■ Task details ■
Please copy every record exactly as it is written.

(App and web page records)
===============
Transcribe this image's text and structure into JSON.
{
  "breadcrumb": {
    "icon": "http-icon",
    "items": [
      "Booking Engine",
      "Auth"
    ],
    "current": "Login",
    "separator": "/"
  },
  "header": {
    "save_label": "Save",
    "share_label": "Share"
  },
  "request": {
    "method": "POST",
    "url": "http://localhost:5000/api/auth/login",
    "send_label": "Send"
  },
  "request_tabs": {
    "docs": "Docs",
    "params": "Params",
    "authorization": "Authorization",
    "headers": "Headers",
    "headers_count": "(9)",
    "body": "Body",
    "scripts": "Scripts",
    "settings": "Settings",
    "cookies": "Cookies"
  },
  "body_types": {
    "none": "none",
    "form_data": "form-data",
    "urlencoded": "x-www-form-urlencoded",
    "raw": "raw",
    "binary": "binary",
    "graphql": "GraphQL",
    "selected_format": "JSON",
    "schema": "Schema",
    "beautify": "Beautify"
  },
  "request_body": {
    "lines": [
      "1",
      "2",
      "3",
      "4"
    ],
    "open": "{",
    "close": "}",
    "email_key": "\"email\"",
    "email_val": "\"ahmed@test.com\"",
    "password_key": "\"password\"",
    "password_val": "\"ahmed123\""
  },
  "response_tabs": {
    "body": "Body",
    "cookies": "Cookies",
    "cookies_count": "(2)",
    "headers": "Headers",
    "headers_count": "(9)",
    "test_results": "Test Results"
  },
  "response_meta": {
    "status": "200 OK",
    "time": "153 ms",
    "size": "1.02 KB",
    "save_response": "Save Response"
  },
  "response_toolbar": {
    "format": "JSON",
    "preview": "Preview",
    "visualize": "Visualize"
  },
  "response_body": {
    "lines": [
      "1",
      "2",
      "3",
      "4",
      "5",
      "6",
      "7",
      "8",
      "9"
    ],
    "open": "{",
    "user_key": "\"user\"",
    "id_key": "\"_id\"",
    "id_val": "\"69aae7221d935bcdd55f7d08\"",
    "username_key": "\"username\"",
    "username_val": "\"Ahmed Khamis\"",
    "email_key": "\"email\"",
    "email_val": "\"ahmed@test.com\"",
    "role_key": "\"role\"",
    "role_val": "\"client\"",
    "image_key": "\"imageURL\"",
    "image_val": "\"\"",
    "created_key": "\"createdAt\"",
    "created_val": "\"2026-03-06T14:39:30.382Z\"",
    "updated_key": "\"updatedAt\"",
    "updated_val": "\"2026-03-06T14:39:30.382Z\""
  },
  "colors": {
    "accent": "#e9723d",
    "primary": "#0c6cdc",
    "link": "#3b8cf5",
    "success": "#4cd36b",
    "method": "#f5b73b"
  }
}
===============
■ Result of this exercise ■
Transcribe this image's text and structure into JSON.
{
  "breadcrumb": {
    "icon": "http-icon",
    "items": [
      "Booking Engine",
      "Auth"
    ],
    "current": "Login",
    "separator": "/"
  },
  "header": {
    "save_label": "Save",
    "share_label": "Share"
  },
  "request": {
    "method": "POST",
    "url": "http://localhost:5000/api/auth/login",
    "send_label": "Send"
  },
  "request_tabs": {
    "docs": "Docs",
    "params": "Params",
    "authorization": "Authorization",
    "headers": "Headers",
    "headers_count": "(9)",
    "body": "Body",
    "scripts": "Scripts",
    "settings": "Settings",
    "cookies": "Cookies"
  },
  "body_types": {
    "none": "none",
    "form_data": "form-data",
    "urlencoded": "x-www-form-urlencoded",
    "raw": "raw",
    "binary": "binary",
    "graphql": "GraphQL",
    "selected_format": "JSON",
    "schema": "Schema",
    "beautify": "Beautify"
  },
  "request_body": {
    "lines": [
      "1",
      "2",
      "3",
      "4"
    ],
    "open": "{",
    "close": "}",
    "email_key": "\"email\"",
    "email_val": "\"ahmed@test.com\"",
    "password_key": "\"password\"",
    "password_val": "\"ahmed123\""
  },
  "response_tabs": {
    "body": "Body",
    "cookies": "Cookies",
    "cookies_count": "(2)",
    "headers": "Headers",
    "headers_count": "(9)",
    "test_results": "Test Results"
  },
  "response_meta": {
    "status": "200 OK",
    "time": "153 ms",
    "size": "1.02 KB",
    "save_response": "Save Response"
  },
  "response_toolbar": {
    "format": "JSON",
    "preview": "Preview",
    "visualize": "Visualize"
  },
  "response_body": {
    "lines": [
      "1",
      "2",
      "3",
      "4",
      "5",
      "6",
      "7",
      "8",
      "9"
    ],
    "open": "{",
    "user_key": "\"user\"",
    "id_key": "\"_id\"",
    "id_val": "\"69aae7221d935bcdd55f7d08\"",
    "username_key": "\"username\"",
    "username_val": "\"Ahmed Khamis\"",
    "email_key": "\"email\"",
    "email_val": "\"ahmed@test.com\"",
    "role_key": "\"role\"",
    "role_val": "\"client\"",
    "image_key": "\"imageURL\"",
    "image_val": "\"\"",
    "created_key": "\"createdAt\"",
    "created_val": "\"2026-03-06T14:39:30.382Z\"",
    "updated_key": "\"updatedAt\"",
    "updated_val": "\"2026-03-06T14:39:30.382Z\""
  },
  "colors": {
    "accent": "#e9723d",
    "primary": "#0c6cdc",
    "link": "#3b8cf5",
    "success": "#4cd36b",
    "method": "#f5b73b"
  }
}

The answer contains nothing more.